And here we have the modern-day Caps. Many of the names are still the same: Ovechkin continues his stellar play, Backstrom remains arguably the league’s best overall center, Karl Alzner, John Carlson, Jason Chimera, and Jay Beagle still hold down the fort.
They are not as dominant. But they are just as good.
After that 2009 season, the Caps decided that defense was the way to go. This caused their offense to suffer, and Ovechkin failed to find footing. Simply put, this team could either play good defense and not score, or play good offense and not defend.
This year is the first in a long time where this is no longer true. The Caps can score with the best of them and are as stingy as any team in the league at preventing goals. And there are two reasons for this, two huge reasons that the 2009 team lacked.
First is coaching. Bruce Boudreau is a phenomenal coach and one of the seminal figures in the last 15 years of D.C. sports. Without him, the Caps never would have become the annual playoff contender they are. Remember: this was a bad, bad, baaaad team, and he literally turned them around mid-season to become a division winner in 2008. Boudreau is one of the most successful coaches this city has ever seen, and his influence is still prominent in Anaheim, where the Ducks are perennial contenders.
But Boudreau was passive about defense and his teams lacked toughness. Dale Hunter and Adam Oates brought toughness but no offense. Enter Barry Trotz, centerpiece of one of my favorite pictures…
…and who has crafted a team as skilled as it is physical, something this town has been clamoring for. Trotz has turned Ovechkin into a true two-way player, and he has made his skilled forwards passionate about playing on both sides of the ice. Frankly, this is a different team because of Trotz.
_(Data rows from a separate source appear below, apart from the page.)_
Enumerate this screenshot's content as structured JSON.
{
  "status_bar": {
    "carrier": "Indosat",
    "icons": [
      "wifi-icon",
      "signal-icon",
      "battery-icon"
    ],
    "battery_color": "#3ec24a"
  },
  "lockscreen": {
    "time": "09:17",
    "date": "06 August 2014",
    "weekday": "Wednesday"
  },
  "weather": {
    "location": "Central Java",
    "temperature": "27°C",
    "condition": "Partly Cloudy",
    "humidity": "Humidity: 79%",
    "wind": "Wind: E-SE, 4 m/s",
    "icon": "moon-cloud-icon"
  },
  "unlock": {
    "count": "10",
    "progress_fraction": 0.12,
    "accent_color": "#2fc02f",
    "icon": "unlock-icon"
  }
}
More importantly than Trotz, though, is the savior between the pipes. Braden Holtby is one of the most underrated athletes in his own city and he may be the most important. Fans seem to have this mentality that Holtby is not as good as people say. Fans who think this are wrong. He is not aggressively dominant, but he is clearly – CLEARLY, people – a top-five goaltender and provides an edge that the Caps have missed for years. Die hards will always pine for the glory days (why?) of Olie Kolzig, but Holtby is far better. Far, far better. And he’s the reason this team is more Cup-ready than that 121-point buzzsaw from 2009.
This is the year
I’m not saying the Caps will win the Stanley Cup. That would be foolish. Hockey, more than almost any other sport, is based on factors other than skill. An impossible save here. A bad bounce there. Anything can happen, and anything will happen.
But folks, this is the best chance we have. This is the best chance for Next Year, D.C. to mean “next year, we will win ANOTHER championship” instead of the depressing penultimate droll it currently stands for. I thought the Nationals would be that chance; I was dead wrong.
This is it. This is the year. This is the year that Washington could finally celebrate that golden moment, kissing Lord Stanley’s Cup while the fans literally paint the town red.